Whether caused by sudden trauma or wear and tear over time, shoulders, much like the knees are joints in the body that experience their fair share of deterioration. You might feel a pain in a specific part of your shoulder or just have a limited range of motion, but shoulder surgery can at times be unavoidable. Luckily, technological advancements in medicine has made arthroscopic surgery easier than ever to be performed, but also when it comes to safety and immediate recovery time.
When your doctor performs your surgery arthroscopically, as opposed to the traditional way of opening you up, it can not only make it easier on your for recovery, but simplifies the procedure significantly. Because the procedure is now being performed through such a small opening, it is minimally invasive and preserves connective tissue that would have been otherwise cut open.
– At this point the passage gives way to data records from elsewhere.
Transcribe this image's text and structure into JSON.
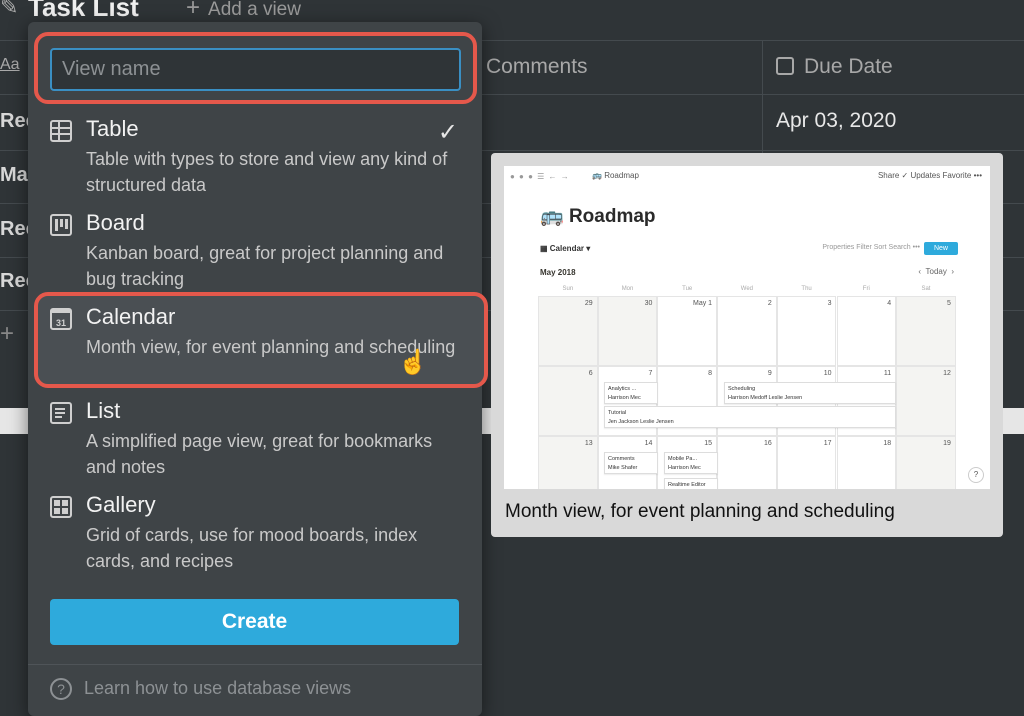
{
  "background": {
    "title": "Task List",
    "add_view": "Add a view",
    "columns": {
      "name_icon": "Aa",
      "comments": "Comments",
      "due_date": "Due Date"
    },
    "first_row_due": "Apr 03, 2020",
    "row_prefixes": [
      "Rec",
      "Ma",
      "Rec",
      "Rec"
    ]
  },
  "menu": {
    "name_placeholder": "View name",
    "items": [
      {
        "id": "table",
        "label": "Table",
        "desc": "Table with types to store and view any kind of structured data",
        "icon": "table-icon",
        "selected": true
      },
      {
        "id": "board",
        "label": "Board",
        "desc": "Kanban board, great for project planning and bug tracking",
        "icon": "board-icon"
      },
      {
        "id": "calendar",
        "label": "Calendar",
        "desc": "Month view, for event planning and scheduling",
        "icon": "calendar-icon",
        "calendar_day": "31"
      },
      {
        "id": "list",
        "label": "List",
        "desc": "A simplified page view, great for bookmarks and notes",
        "icon": "list-icon"
      },
      {
        "id": "gallery",
        "label": "Gallery",
        "desc": "Grid of cards, use for mood boards, index cards, and recipes",
        "icon": "gallery-icon"
      }
    ],
    "create_label": "Create",
    "learn_label": "Learn how to use database views"
  },
  "preview": {
    "caption": "Month view, for event planning and scheduling",
    "screenshot": {
      "crumb": "Roadmap",
      "topright": "Share  ✓ Updates  Favorite  •••",
      "title": "Roadmap",
      "view": "Calendar",
      "toolbar": "Properties   Filter   Sort   Search   •••",
      "new_label": "New",
      "month": "May 2018",
      "today": "Today",
      "days": [
        "Sun",
        "Mon",
        "Tue",
        "Wed",
        "Thu",
        "Fri",
        "Sat"
      ],
      "weeks": [
        [
          "29",
          "30",
          "May 1",
          "2",
          "3",
          "4",
          "5"
        ],
        [
          "6",
          "7",
          "8",
          "9",
          "10",
          "11",
          "12"
        ],
        [
          "13",
          "14",
          "15",
          "16",
          "17",
          "18",
          "19"
        ]
      ],
      "events": {
        "analytics": "Analytics ...",
        "analytics_person": "Harrison Mec",
        "scheduling": "Scheduling",
        "scheduling_people": "Harrison Medoff   Leslie Jensen",
        "tutorial": "Tutorial",
        "tutorial_people": "Jen Jackson   Leslie Jensen",
        "comments": "Comments",
        "comments_person": "Mike Shafer",
        "mobile": "Mobile Pa...",
        "mobile_person": "Harrison Mec",
        "realtime": "Realtime Editor"
      },
      "help": "?"
    }
  },
  "colors": {
    "accent": "#2eaadc",
    "highlight": "#e5584b",
    "menu_bg": "#3f4447",
    "page_bg": "#2f3437"
  }
}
What kind of shoulder surgeries can be performed arthroscopically?
Rotator cuff surgery
If your rotator cuff is torn, you would experience limited mobility and pain that is triggered by moving your arm up and down. Ideally, your doctor would have recommended physical therapy, icing, heating, and resting before settling on surgery. Only when these other options are no longer viable, does surgery become an option. During the surgery, your orthopedic surgeon will most likely be aiming to reattach your tendon that was previously torn to your upper arm bone.
Bone spur repair
In this type of surgery, your ortho would make small incisions in order to go into your bone area to remove a bone spur. A bone spur is a bony growth on top of your bone, which can be very painful. Bone spurs can occur after osteoarthritis has caused the cartilage to wear down, and bone on bone friction causes the bone to warp and grow differently.
Your ligaments are what essentially hold your shoulder in place and keep it stable for all the movement. If your ligaments are torn, you might feel pain or instability when moving your shoulder. Through the arthroscopic procedure, your doctor will reattach your labrum, the torn area to your socket, to better improve your stability.
With all the wear and tear on your shoulder, torn cartilage can start to build up around your joint, causing pain but also limiting your mobility. In this arthroscopic procedure, your ortho would go in through a small incision in order to clean up all the cartilage that is hindering your movement.
If you are living with shoulder pain and suspect you need medical attention or possibly surgery, speak to the orthopedic professionals at Orthopaedic Associates of Central Maryland. With proper diagnostic imaging and a physical exam, they can decide on the best course of action for your shoulder condition. Call us at (410) 644-1880 to schedule your appointment for a full assessment today.